The aesthetic of your wedding should feel unique, specific to you, and worthy of your special day. But the look of your event should also stand the test of time. However, for many, things often get a little bit muddled. Pinterest boards are made, and trends are quickly copied. So to help you avoid such a blunder, we reached out to seven top wedding planners to hear which trends they believe would be a mistake to incorporate in 2017. The result? A lively mix of opinions as to what has been overused, will soon look dated, and personal dislikes. So brides-to-be, beware.
“Naming your drinks. Please, no one serve another ‘Dantini’ or a ‘Jennyrita.’ Do serve delicious, artisanal, fresh drinks that are seasonal and inspired, but please stop the witty banter via bar menus, I ‘thankyoutini’ in advance.
“Another big one for me is family-style dinners. I love family-style, and I might get a lot of slack for this, but I think it’s time to bring some plated elegance back. There, I said it. Sometimes great chefs can really do more with a plated dinner, and I don’t always feel like working for my dinner, passing all the platters around, et cetera, Instead, offer a choice of entrées, not on the menu, but rather that night, when your guests are seated.”
—Yifat Oren, Los Angeles and New York City–based event producer yifatoren.com
“Rustic and boho-theme weddings. Rustic has become an almost taboo word. Moving forward, we want to see people moving more toward a mountain-elegant vibe, in which the design elements will remain timeless. Rustic elements like burlap-tied napkins or cocktail tables, wood slices, and twine-tied favors are often not representative of a client, and are merely seen as kitschy. Likewise, teepees, dream catchers, feathers, and arrows are lovely, but we’re really ready to see these elements go away unless they are truly representative of who the client is as a person.”
—Virginia Edelson, founder of Bluebird Productionsbluebirdproductions.com
“There are four major trends I don’t want to see in 2017. The first is garlands that run down the length of dining tables. You’ll notice that photos of this generally capture the garland as it falls down the end of the table. That’s because it’s actually the only position that the garland looks good in; it looks really sloppy and is an idea that is better in theory than reality.
“Second, the clown car of bridal parties. I know everyone has a million ‘best friends,’ but they don’t all need to be in your wedding. Third, giant bridal bouquets—the bride should always look like she is carrying the bouquet, not vice versa. And finally, the archaic tradition of the bride’s family footing the whole bill for the wedding. The idea goes back to the time when dowries were all that women brought to the table. In this day and age where a wedding can be two men, two women, and everything in between, this idea no longer even makes sense. Go Dutch or go home!”

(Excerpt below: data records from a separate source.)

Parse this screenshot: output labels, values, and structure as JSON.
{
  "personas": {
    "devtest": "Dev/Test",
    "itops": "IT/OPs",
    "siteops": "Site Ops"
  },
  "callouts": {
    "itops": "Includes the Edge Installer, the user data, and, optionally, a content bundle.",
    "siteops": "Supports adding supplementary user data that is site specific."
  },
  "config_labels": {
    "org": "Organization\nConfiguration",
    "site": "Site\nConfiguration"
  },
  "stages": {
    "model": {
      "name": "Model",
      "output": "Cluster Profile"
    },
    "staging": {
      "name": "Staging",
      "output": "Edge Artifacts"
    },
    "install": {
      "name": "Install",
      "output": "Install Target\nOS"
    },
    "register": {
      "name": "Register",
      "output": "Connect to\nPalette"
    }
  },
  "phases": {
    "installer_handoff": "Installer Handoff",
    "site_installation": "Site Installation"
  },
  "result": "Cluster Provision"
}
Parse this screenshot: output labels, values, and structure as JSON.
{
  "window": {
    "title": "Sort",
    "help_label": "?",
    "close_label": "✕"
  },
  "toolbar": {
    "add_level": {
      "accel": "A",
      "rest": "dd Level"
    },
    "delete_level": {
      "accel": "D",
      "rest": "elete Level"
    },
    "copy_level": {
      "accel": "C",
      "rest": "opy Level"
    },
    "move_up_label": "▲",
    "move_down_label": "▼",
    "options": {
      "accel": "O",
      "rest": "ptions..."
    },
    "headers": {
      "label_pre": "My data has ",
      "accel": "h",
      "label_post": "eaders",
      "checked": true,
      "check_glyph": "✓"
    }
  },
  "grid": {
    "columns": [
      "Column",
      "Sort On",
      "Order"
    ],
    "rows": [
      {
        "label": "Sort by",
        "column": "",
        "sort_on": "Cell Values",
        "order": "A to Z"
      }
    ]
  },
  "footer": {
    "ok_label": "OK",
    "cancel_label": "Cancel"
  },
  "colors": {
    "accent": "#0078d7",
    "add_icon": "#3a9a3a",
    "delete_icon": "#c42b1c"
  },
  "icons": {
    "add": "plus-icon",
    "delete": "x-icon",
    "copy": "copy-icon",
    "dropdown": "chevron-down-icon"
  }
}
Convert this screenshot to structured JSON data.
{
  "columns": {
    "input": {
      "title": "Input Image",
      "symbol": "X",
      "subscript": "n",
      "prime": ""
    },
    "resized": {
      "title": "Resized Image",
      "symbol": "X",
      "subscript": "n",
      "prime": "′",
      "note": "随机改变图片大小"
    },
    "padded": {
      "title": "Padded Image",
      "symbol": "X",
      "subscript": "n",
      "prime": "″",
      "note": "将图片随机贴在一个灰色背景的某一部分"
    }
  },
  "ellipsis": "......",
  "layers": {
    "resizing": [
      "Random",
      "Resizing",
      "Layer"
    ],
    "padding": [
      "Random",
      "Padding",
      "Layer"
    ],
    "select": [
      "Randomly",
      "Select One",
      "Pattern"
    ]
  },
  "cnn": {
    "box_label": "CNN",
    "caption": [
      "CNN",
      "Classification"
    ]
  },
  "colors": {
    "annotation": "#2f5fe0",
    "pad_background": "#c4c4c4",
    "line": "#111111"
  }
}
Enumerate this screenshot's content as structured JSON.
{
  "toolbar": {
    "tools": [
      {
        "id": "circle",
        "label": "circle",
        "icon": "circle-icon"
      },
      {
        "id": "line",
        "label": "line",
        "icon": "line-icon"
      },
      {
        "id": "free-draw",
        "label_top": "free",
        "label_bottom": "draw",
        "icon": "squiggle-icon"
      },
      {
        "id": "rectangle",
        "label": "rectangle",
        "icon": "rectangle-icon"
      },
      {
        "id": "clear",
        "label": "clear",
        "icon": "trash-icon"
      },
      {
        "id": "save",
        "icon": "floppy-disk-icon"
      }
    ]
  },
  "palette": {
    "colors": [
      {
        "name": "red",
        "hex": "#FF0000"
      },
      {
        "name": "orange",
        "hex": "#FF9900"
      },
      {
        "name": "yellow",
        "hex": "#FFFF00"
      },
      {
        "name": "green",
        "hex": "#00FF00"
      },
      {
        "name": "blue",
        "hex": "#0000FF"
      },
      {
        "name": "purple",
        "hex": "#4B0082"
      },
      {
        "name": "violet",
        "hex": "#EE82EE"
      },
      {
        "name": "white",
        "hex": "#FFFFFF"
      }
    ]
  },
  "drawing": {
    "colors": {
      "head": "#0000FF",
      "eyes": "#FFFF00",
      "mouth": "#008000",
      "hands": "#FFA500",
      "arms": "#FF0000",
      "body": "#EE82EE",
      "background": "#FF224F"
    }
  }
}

—David Stark, wedding and event planner davidstarkdesign.com
“The all-white wedding has reigned supreme for a few years now. I’ll admit, the look is classic and beautiful, but in 2017, I’d love to see couples add a signature color to liven things up. And when it comes to food, I’ve had enough of the long, multicourse formal meals with the usual fare. Guests love having familiar, filling foods—to fuel them for all that mingling, drinking, and dancing they’ll be doing! A spin on mac and cheese, fried chicken, and a delicious hearty salad with fruits, nuts, and cheese are all fun options guests will actually enjoy.
“Lastly, Converse sneakers and cowboy boots paired with formal tuxedos and gorgeous wedding dresses have seen their day. I know it’s charming! But there are so many other unique ways to show your personality and surprise guests with an unexpected twist.”

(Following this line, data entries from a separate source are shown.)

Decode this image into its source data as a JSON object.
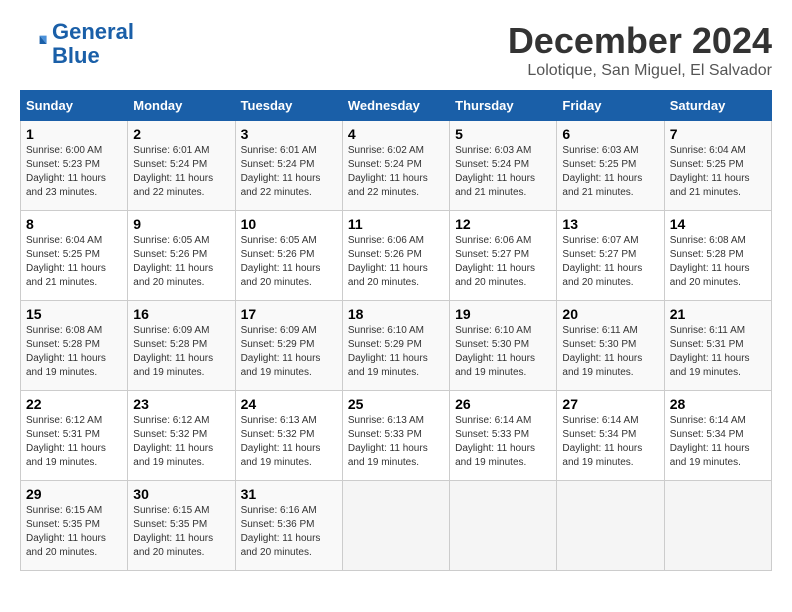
{
  "header": {
    "logo_line1": "General",
    "logo_line2": "Blue",
    "month_year": "December 2024",
    "location": "Lolotique, San Miguel, El Salvador"
  },
  "weekdays": [
    "Sunday",
    "Monday",
    "Tuesday",
    "Wednesday",
    "Thursday",
    "Friday",
    "Saturday"
  ],
  "weeks": [
    [
      {
        "day": 1,
        "sunrise": "6:00 AM",
        "sunset": "5:23 PM",
        "daylight": "11 hours and 23 minutes."
      },
      {
        "day": 2,
        "sunrise": "6:01 AM",
        "sunset": "5:24 PM",
        "daylight": "11 hours and 22 minutes."
      },
      {
        "day": 3,
        "sunrise": "6:01 AM",
        "sunset": "5:24 PM",
        "daylight": "11 hours and 22 minutes."
      },
      {
        "day": 4,
        "sunrise": "6:02 AM",
        "sunset": "5:24 PM",
        "daylight": "11 hours and 22 minutes."
      },
      {
        "day": 5,
        "sunrise": "6:03 AM",
        "sunset": "5:24 PM",
        "daylight": "11 hours and 21 minutes."
      },
      {
        "day": 6,
        "sunrise": "6:03 AM",
        "sunset": "5:25 PM",
        "daylight": "11 hours and 21 minutes."
      },
      {
        "day": 7,
        "sunrise": "6:04 AM",
        "sunset": "5:25 PM",
        "daylight": "11 hours and 21 minutes."
      }
    ],
    [
      {
        "day": 8,
        "sunrise": "6:04 AM",
        "sunset": "5:25 PM",
        "daylight": "11 hours and 21 minutes."
      },
      {
        "day": 9,
        "sunrise": "6:05 AM",
        "sunset": "5:26 PM",
        "daylight": "11 hours and 20 minutes."
      },
      {
        "day": 10,
        "sunrise": "6:05 AM",
        "sunset": "5:26 PM",
        "daylight": "11 hours and 20 minutes."
      },
      {
        "day": 11,
        "sunrise": "6:06 AM",
        "sunset": "5:26 PM",
        "daylight": "11 hours and 20 minutes."
      },
      {
        "day": 12,
        "sunrise": "6:06 AM",
        "sunset": "5:27 PM",
        "daylight": "11 hours and 20 minutes."
      },
      {
        "day": 13,
        "sunrise": "6:07 AM",
        "sunset": "5:27 PM",
        "daylight": "11 hours and 20 minutes."
      },
      {
        "day": 14,
        "sunrise": "6:08 AM",
        "sunset": "5:28 PM",
        "daylight": "11 hours and 20 minutes."
      }
    ],
    [
      {
        "day": 15,
        "sunrise": "6:08 AM",
        "sunset": "5:28 PM",
        "daylight": "11 hours and 19 minutes."
      },
      {
        "day": 16,
        "sunrise": "6:09 AM",
        "sunset": "5:28 PM",
        "daylight": "11 hours and 19 minutes."
      },
      {
        "day": 17,
        "sunrise": "6:09 AM",
        "sunset": "5:29 PM",
        "daylight": "11 hours and 19 minutes."
      },
      {
        "day": 18,
        "sunrise": "6:10 AM",
        "sunset": "5:29 PM",
        "daylight": "11 hours and 19 minutes."
      },
      {
        "day": 19,
        "sunrise": "6:10 AM",
        "sunset": "5:30 PM",
        "daylight": "11 hours and 19 minutes."
      },
      {
        "day": 20,
        "sunrise": "6:11 AM",
        "sunset": "5:30 PM",
        "daylight": "11 hours and 19 minutes."
      },
      {
        "day": 21,
        "sunrise": "6:11 AM",
        "sunset": "5:31 PM",
        "daylight": "11 hours and 19 minutes."
      }
    ],
    [
      {
        "day": 22,
        "sunrise": "6:12 AM",
        "sunset": "5:31 PM",
        "daylight": "11 hours and 19 minutes."
      },
      {
        "day": 23,
        "sunrise": "6:12 AM",
        "sunset": "5:32 PM",
        "daylight": "11 hours and 19 minutes."
      },
      {
        "day": 24,
        "sunrise": "6:13 AM",
        "sunset": "5:32 PM",
        "daylight": "11 hours and 19 minutes."
      },
      {
        "day": 25,
        "sunrise": "6:13 AM",
        "sunset": "5:33 PM",
        "daylight": "11 hours and 19 minutes."
      },
      {
        "day": 26,
        "sunrise": "6:14 AM",
        "sunset": "5:33 PM",
        "daylight": "11 hours and 19 minutes."
      },
      {
        "day": 27,
        "sunrise": "6:14 AM",
        "sunset": "5:34 PM",
        "daylight": "11 hours and 19 minutes."
      },
      {
        "day": 28,
        "sunrise": "6:14 AM",
        "sunset": "5:34 PM",
        "daylight": "11 hours and 19 minutes."
      }
    ],
    [
      {
        "day": 29,
        "sunrise": "6:15 AM",
        "sunset": "5:35 PM",
        "daylight": "11 hours and 20 minutes."
      },
      {
        "day": 30,
        "sunrise": "6:15 AM",
        "sunset": "5:35 PM",
        "daylight": "11 hours and 20 minutes."
      },
      {
        "day": 31,
        "sunrise": "6:16 AM",
        "sunset": "5:36 PM",
        "daylight": "11 hours and 20 minutes."
      },
      null,
      null,
      null,
      null
    ]
  ]
}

—Mindy Weiss, celebrity wedding planner mindyweiss.com
“The worst mistake we see is when people embrace a trend when it doesn’t even make sense in the space. People do this a lot with color palettes. While neutrals look great in certain settings, they can be completely washed out in others. Similarly, a farm table can look great at outdoor weddings in California, but renting one for a modern or industrial space is just weird. The lesson? You should decorate your event the same way you’d decorate a home. And you wouldn’t put sequin linens on your dining room table if you lived in a craftsman cottage.
“The other big one is flower crowns. They were adorable while they lasted when they appeared in the right setting, but after five years, I’m afraid it is definitely time to move on. People should be really careful with fashion trends.”

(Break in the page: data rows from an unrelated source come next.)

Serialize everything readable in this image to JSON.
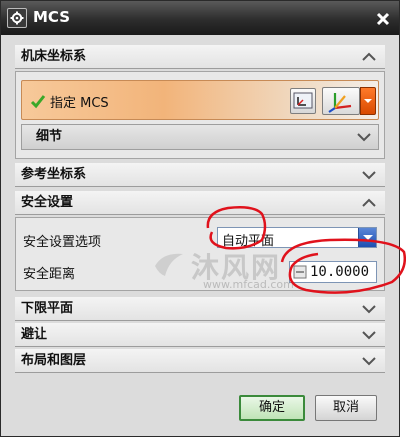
{
  "window": {
    "title": "MCS"
  },
  "sections": {
    "machine_cs": {
      "title": "机床坐标系",
      "expanded": true
    },
    "reference_cs": {
      "title": "参考坐标系",
      "expanded": false
    },
    "clearance": {
      "title": "安全设置",
      "expanded": true
    },
    "lower_limit": {
      "title": "下限平面",
      "expanded": false
    },
    "avoidance": {
      "title": "避让",
      "expanded": false
    },
    "layout_layers": {
      "title": "布局和图层",
      "expanded": false
    }
  },
  "machine_cs": {
    "specify_label": "指定 MCS",
    "details_label": "细节"
  },
  "clearance": {
    "option_label": "安全设置选项",
    "option_value": "自动平面",
    "distance_label": "安全距离",
    "distance_value": "10.0000"
  },
  "watermark": {
    "text": "沐风网",
    "url": "www.mfcad.com"
  },
  "buttons": {
    "ok": "确定",
    "cancel": "取消"
  },
  "colors": {
    "annotation": "#e0121c",
    "accent_orange": "#f2b47a",
    "ok_green": "#3b8a3b",
    "title_bar": "#2d2d2d"
  }
}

—Alison Laesser-Keck and Bryan Keck, founders of VLD Events vldevents.com
“Pinterest can be an excellent tool for brides-to-be to find inspiration and get their visions in motion, but the home page–of–Pinterest wedding look is well overdone. I’m talking about chalkboard signs, bohemian naked cakes, and geode everything. We thought that boho chic was on its way out last year, but somehow it stuck around for 2016. Let’s hope 2017 can finally ditch the trend.”
—Colin Cowie, wedding and event planner colincowie.com
“Food trucks. They’re not over yet, but they’ve got about 15 minutes left.”
—Bronson van Wyck, wedding and event planner vanwyck.net
Originally posted by: http://www.vogue.com/article/wedding-trend-mistakes-to-avoid-2017